## [Work task]
In the data below, reproduce everything exactly except the images.
[Recorded information Boundary: Start]
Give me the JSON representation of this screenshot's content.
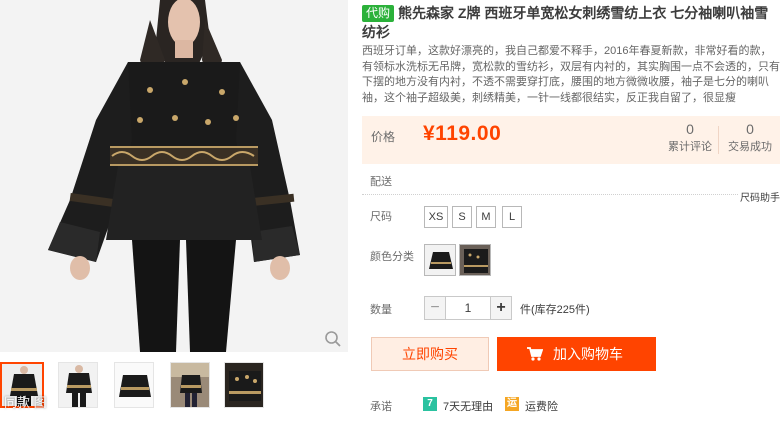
{
  "product": {
    "badge": "代购",
    "title": "熊先森家 Z牌 西班牙单宽松女刺绣雪纺上衣 七分袖喇叭袖雪纺衫",
    "subtitle": "西班牙订单，这款好漂亮的，我自己都爱不释手，2016年春夏新款，非常好看的款，有领标水洗标无吊牌，宽松款的雪纺衫，双层有内衬的，其实胸围一点不会透的，只有下摆的地方没有内衬，不透不需要穿打底，腰围的地方微微收腰，袖子是七分的喇叭袖，这个袖子超级美，刺绣精美，一针一线都很结实，反正我自留了，很显瘦"
  },
  "gallery": {
    "watermark": "同款 图",
    "thumb_count": 5
  },
  "price_panel": {
    "label": "价格",
    "price": "¥119.00",
    "reviews_count": "0",
    "reviews_label": "累计评论",
    "deals_count": "0",
    "deals_label": "交易成功"
  },
  "delivery": {
    "label": "配送",
    "helper": "尺码助手"
  },
  "size": {
    "label": "尺码",
    "options": [
      "XS",
      "S",
      "M",
      "L"
    ]
  },
  "color": {
    "label": "颜色分类"
  },
  "quantity": {
    "label": "数量",
    "minus": "−",
    "value": "1",
    "plus": "+",
    "stock": "件(库存225件)"
  },
  "actions": {
    "buy_now": "立即购买",
    "add_to_cart": "加入购物车"
  },
  "promise": {
    "label": "承诺",
    "return_icon": "7",
    "return_text": "7天无理由",
    "shipping_icon": "运",
    "shipping_text": "运费险"
  },
  "colors": {
    "accent": "#ff4400",
    "price_bg": "#fff2e8",
    "badge_green": "#2bb13a",
    "return_green": "#2bc2a0",
    "shipping_orange": "#f5a623"
  }
}
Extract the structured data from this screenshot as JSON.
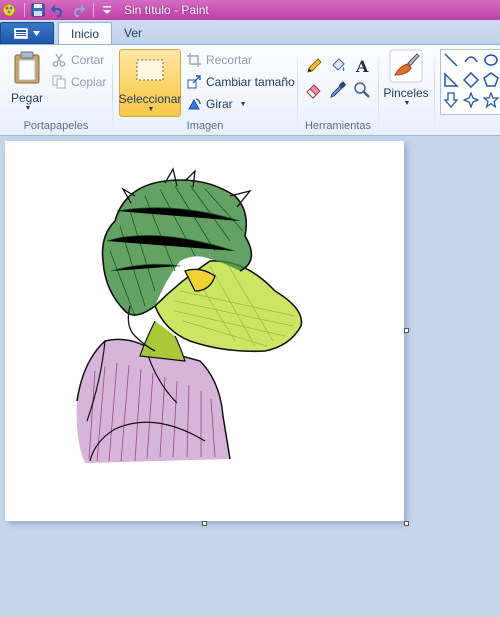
{
  "window": {
    "title": "Sin título - Paint"
  },
  "quick_access": {
    "icons": [
      "paint-app-icon",
      "save-icon",
      "undo-icon",
      "redo-icon",
      "customize-dropdown-icon"
    ]
  },
  "tabs": [
    {
      "label": "Inicio",
      "active": true
    },
    {
      "label": "Ver",
      "active": false
    }
  ],
  "ribbon": {
    "clipboard": {
      "label": "Portapapeles",
      "paste": "Pegar",
      "cut": "Cortar",
      "copy": "Copiar"
    },
    "image": {
      "label": "Imagen",
      "select": "Seleccionar",
      "crop": "Recortar",
      "resize": "Cambiar tamaño",
      "rotate": "Girar"
    },
    "tools": {
      "label": "Herramientas",
      "items": [
        "pencil-icon",
        "fill-icon",
        "text-icon",
        "eraser-icon",
        "color-picker-icon",
        "magnifier-icon"
      ]
    },
    "brushes": {
      "label": "Pinceles"
    },
    "shapes": {
      "items": [
        "line-icon",
        "curve-icon",
        "oval-icon",
        "triangle-icon",
        "diamond-icon",
        "pentagon-icon",
        "arrow-down-icon",
        "star4-icon",
        "star5-icon"
      ]
    }
  },
  "colors": {
    "titlebar": "#c94fb5",
    "select_highlight": "#fbd66d",
    "workspace": "#c5d6ec",
    "drawing_green": "#1e6a2a",
    "drawing_lime": "#c4e04a",
    "drawing_purple": "#8a2a8e"
  }
}
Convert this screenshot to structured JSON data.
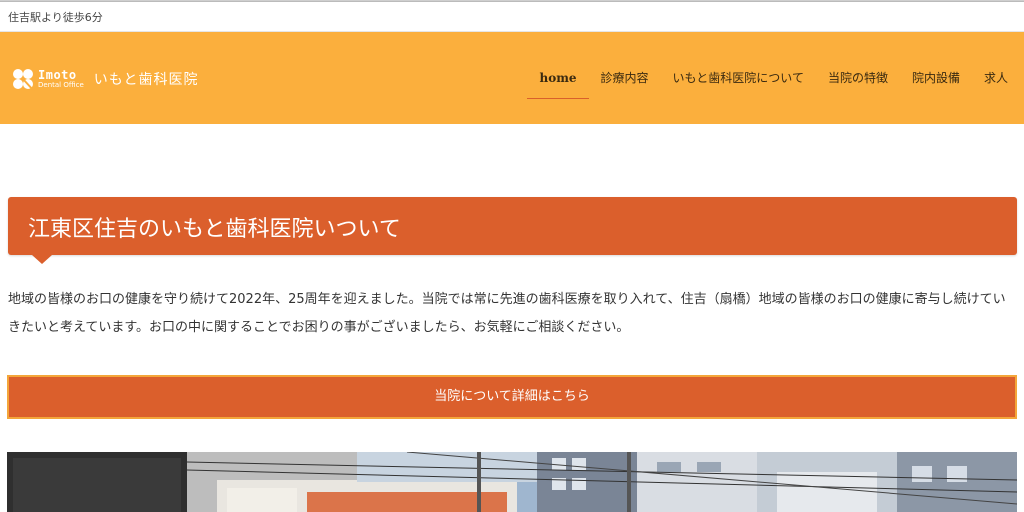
{
  "topbar": {
    "access_text": "住吉駅より徒歩6分"
  },
  "header": {
    "logo_en": "Imoto",
    "logo_sub": "Dental Office",
    "clinic_name": "いもと歯科医院",
    "brand_color": "#fbaf3d"
  },
  "nav": {
    "items": [
      {
        "label": "home",
        "active": true
      },
      {
        "label": "診療内容"
      },
      {
        "label": "いもと歯科医院について"
      },
      {
        "label": "当院の特徴"
      },
      {
        "label": "院内設備"
      },
      {
        "label": "求人"
      }
    ],
    "active_underline_color": "#d9602b"
  },
  "main": {
    "section_title": "江東区住吉のいもと歯科医院いついて",
    "paragraph": "地域の皆様のお口の健康を守り続けて2022年、25周年を迎えました。当院では常に先進の歯科医療を取り入れて、住吉（扇橋）地域の皆様のお口の健康に寄与し続けていきたいと考えています。お口の中に関することでお困りの事がございましたら、お気軽にご相談ください。",
    "cta_label": "当院について詳細はこちら",
    "accent_color": "#db5f2c"
  }
}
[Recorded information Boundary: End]
## [Reply]
Give me the JSON representation of this screenshot's content.
{
  "product": {
    "badge": "代购",
    "title": "熊先森家 Z牌 西班牙单宽松女刺绣雪纺上衣 七分袖喇叭袖雪纺衫",
    "subtitle": "西班牙订单，这款好漂亮的，我自己都爱不释手，2016年春夏新款，非常好看的款，有领标水洗标无吊牌，宽松款的雪纺衫，双层有内衬的，其实胸围一点不会透的，只有下摆的地方没有内衬，不透不需要穿打底，腰围的地方微微收腰，袖子是七分的喇叭袖，这个袖子超级美，刺绣精美，一针一线都很结实，反正我自留了，很显瘦"
  },
  "gallery": {
    "watermark": "同款 图",
    "thumb_count": 5
  },
  "price_panel": {
    "label": "价格",
    "price": "¥119.00",
    "reviews_count": "0",
    "reviews_label": "累计评论",
    "deals_count": "0",
    "deals_label": "交易成功"
  },
  "delivery": {
    "label": "配送",
    "helper": "尺码助手"
  },
  "size": {
    "label": "尺码",
    "options": [
      "XS",
      "S",
      "M",
      "L"
    ]
  },
  "color": {
    "label": "颜色分类"
  },
  "quantity": {
    "label": "数量",
    "minus": "−",
    "value": "1",
    "plus": "+",
    "stock": "件(库存225件)"
  },
  "actions": {
    "buy_now": "立即购买",
    "add_to_cart": "加入购物车"
  },
  "promise": {
    "label": "承诺",
    "return_icon": "7",
    "return_text": "7天无理由",
    "shipping_icon": "运",
    "shipping_text": "运费险"
  },
  "colors": {
    "accent": "#ff4400",
    "price_bg": "#fff2e8",
    "badge_green": "#2bb13a",
    "return_green": "#2bc2a0",
    "shipping_orange": "#f5a623"
  }
}
Extract the structured data from this screenshot as JSON.
{
  "window": {
    "title": "Sin título - Paint"
  },
  "quick_access": {
    "icons": [
      "paint-app-icon",
      "save-icon",
      "undo-icon",
      "redo-icon",
      "customize-dropdown-icon"
    ]
  },
  "tabs": [
    {
      "label": "Inicio",
      "active": true
    },
    {
      "label": "Ver",
      "active": false
    }
  ],
  "ribbon": {
    "clipboard": {
      "label": "Portapapeles",
      "paste": "Pegar",
      "cut": "Cortar",
      "copy": "Copiar"
    },
    "image": {
      "label": "Imagen",
      "select": "Seleccionar",
      "crop": "Recortar",
      "resize": "Cambiar tamaño",
      "rotate": "Girar"
    },
    "tools": {
      "label": "Herramientas",
      "items": [
        "pencil-icon",
        "fill-icon",
        "text-icon",
        "eraser-icon",
        "color-picker-icon",
        "magnifier-icon"
      ]
    },
    "brushes": {
      "label": "Pinceles"
    },
    "shapes": {
      "items": [
        "line-icon",
        "curve-icon",
        "oval-icon",
        "triangle-icon",
        "diamond-icon",
        "pentagon-icon",
        "arrow-down-icon",
        "star4-icon",
        "star5-icon"
      ]
    }
  },
  "colors": {
    "titlebar": "#c94fb5",
    "select_highlight": "#fbd66d",
    "workspace": "#c5d6ec",
    "drawing_green": "#1e6a2a",
    "drawing_lime": "#c4e04a",
    "drawing_purple": "#8a2a8e"
  }
}
Convert this screenshot to structured JSON data.
{
  "topbar": {
    "access_text": "住吉駅より徒歩6分"
  },
  "header": {
    "logo_en": "Imoto",
    "logo_sub": "Dental Office",
    "clinic_name": "いもと歯科医院",
    "brand_color": "#fbaf3d"
  },
  "nav": {
    "items": [
      {
        "label": "home",
        "active": true
      },
      {
        "label": "診療内容"
      },
      {
        "label": "いもと歯科医院について"
      },
      {
        "label": "当院の特徴"
      },
      {
        "label": "院内設備"
      },
      {
        "label": "求人"
      }
    ],
    "active_underline_color": "#d9602b"
  },
  "main": {
    "section_title": "江東区住吉のいもと歯科医院いついて",
    "paragraph": "地域の皆様のお口の健康を守り続けて2022年、25周年を迎えました。当院では常に先進の歯科医療を取り入れて、住吉（扇橋）地域の皆様のお口の健康に寄与し続けていきたいと考えています。お口の中に関することでお困りの事がございましたら、お気軽にご相談ください。",
    "cta_label": "当院について詳細はこちら",
    "accent_color": "#db5f2c"
  }
}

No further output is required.